Syndicated programmers might as easily call it "daylight shavings time," as longer days and the call of the great outdoors continued to shave viewers off household totals.
Access and early fringe offerings remained generally in the doldrums as the second week of daylight savings time continued to depress the dayparts, though some of those programs rebounded a bit in Nielsen’s national averages for the week ended April 17.
Viewing levels slipped another 634,000 households, bringing the total decline since the time change April 3 to 3.463 million homes.
In access, the top off-net sitcoms all recovered slightly from last week’s drubbing.
Everybody Loves Raymond (6.3) jumped 7% for the week and 24% from the comparable year-ago week. Seinfeld (5.6), meanwhile, was up 2% but down 7% from a year ago, while Friends (5.1) increased 4% and saw its year-to-year average drop 9%.
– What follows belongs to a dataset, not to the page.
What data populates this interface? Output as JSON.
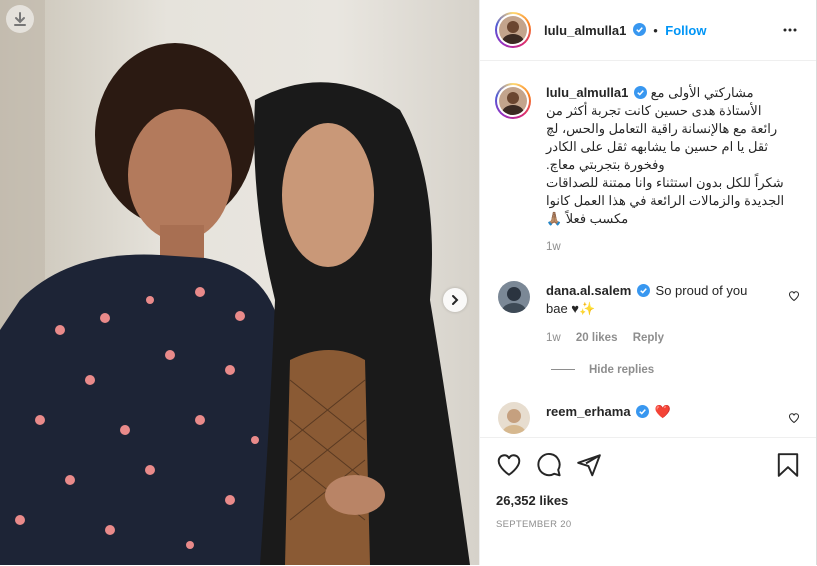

Magazines and games remained flat, with the exceptions of Extra—rebounding 10% from last week’s season low, despite falling 15% from a year ago—and Family Feud, dropping 5% on the week and year.
In its fifth week ended April 24, meanwhile, Twentieth TV’s A Current Affair revival hit its lowest score yet in overnight metered markets. It averaged a 2.6 rating/5 share for its primary runs in 30 markets—down 24% from its 3.4/7 lead-in and 16% from the year-ago time period average of 3.1/6.
Its best performances came in Atlanta, market No. 9 (up 51% from a year ago) and 10th-ranked Detroit (with a 48% hike). In the largest markets, however, it underperformed year-ago time periods: down 48% in New York, 37% in Los Angeles and 43% in Chicago.
Among daytime performers, hurt by warmer weather in the East, the national rankings showed that none of the talkers were up except Tony Danza. Five remained unchanged and three declined.